v0.46 released


Another sprint, and v0.46 is ready.  Big items in this release include:

  • rbd: new caching mode (see below)
  • rbd: trim/discard support
  • cluster naming
  • osd: new default locations (slimmer .conf files, see below)
  • osd: various journal replay fixes for non-btrfs file systems
  • log: async and multi-level logging (see below)

The biggest new item here is the new RBD (librbd) cache mode that Josh has been working on.  This reuses a caching module that ceph-fuse and libcephfs have used for ages, so the cache portion of the code is well-tested, but the integration with librbd is new, and there are some (rare) failure cases that are not yet handled in this version.
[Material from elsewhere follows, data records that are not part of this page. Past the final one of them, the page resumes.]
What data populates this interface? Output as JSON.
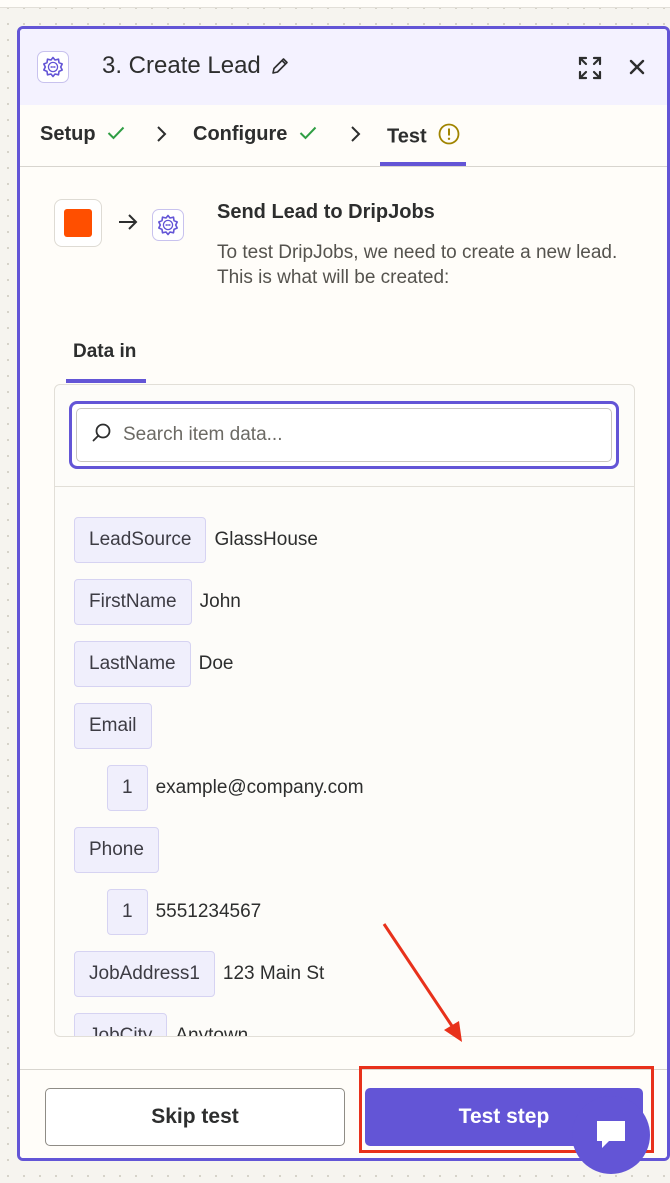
{
  "header": {
    "title": "3. Create Lead",
    "icons": [
      "app-logo-icon",
      "pencil-icon",
      "expand-icon",
      "close-icon"
    ]
  },
  "tabs": [
    {
      "label": "Setup",
      "status": "check-icon"
    },
    {
      "label": "Configure",
      "status": "check-icon"
    },
    {
      "label": "Test",
      "status": "warning-icon"
    }
  ],
  "intro": {
    "title": "Send Lead to DripJobs",
    "description": "To test DripJobs, we need to create a new lead. This is what will be created:"
  },
  "data_in": {
    "tab_label": "Data in",
    "search_placeholder": "Search item data...",
    "fields": [
      {
        "key": "LeadSource",
        "value": "GlassHouse"
      },
      {
        "key": "FirstName",
        "value": "John"
      },
      {
        "key": "LastName",
        "value": "Doe"
      },
      {
        "key": "Email",
        "value": ""
      },
      {
        "key": "1",
        "value": "example@company.com"
      },
      {
        "key": "Phone",
        "value": ""
      },
      {
        "key": "1",
        "value": "5551234567"
      },
      {
        "key": "JobAddress1",
        "value": "123 Main St"
      },
      {
        "key": "JobCity",
        "value": "Anytown"
      }
    ]
  },
  "footer": {
    "skip_label": "Skip test",
    "test_label": "Test step"
  },
  "colors": {
    "accent": "#6355d6",
    "orange": "#ff4f00",
    "success": "#2f9e44",
    "warning": "#a08400",
    "annotation": "#e8311b"
  }
}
We recommend it for performance and failure testing at this stage, but not for production use just yet–wait for v0.47.  librbd also got trim/discard support.  Patches for wire it up to qemu are still working their way upstream (and won’t work for virtio until virtio gets discard support).

We’ve revamped some of the default locations for data directories and log files and incoporated a cluster name configurable.  By default, the cluster name is ‘ceph’, and the config file is /etc/ceph/$cluster.conf (so ceph.conf is still the default).  The $cluster substitution variable is used the other default locations, allowing the same host to contain daemons participating in different clusters.  All data defaults to /var/lib/ceph/$type/$cluster-$id (e.g., /var/lib/ceph/osd/ceph-123 for osd_data), and logs go to /var/log/ceph/$cluster.$type.$id.  You can, of course, still override these with your own locations as before.

There is also new logging code that allows the daemons to gather debug information at a different (higher) log level than what is actually written to the log (asynchronously).  In the event of a crash (seg fault, failed assertion), the full log is dumped to the log for our reading pleasure.  The general syntax looks like:

debug foo = 1/10

where ‘foo’ is the subsystem name (e.g., “osd”, “filestore”, etc.), the first number is the debug level that is written to the log, and the second number is the level that is gathered in memory (we keep many thousands of past entries around by default).  The hope is that people can gather debug information in memory with a lower performance impact and avoid eating their disk space.  We’ll need some more operational experience to find out how expensive that will really be.

You can get v0.46 from the usual locations: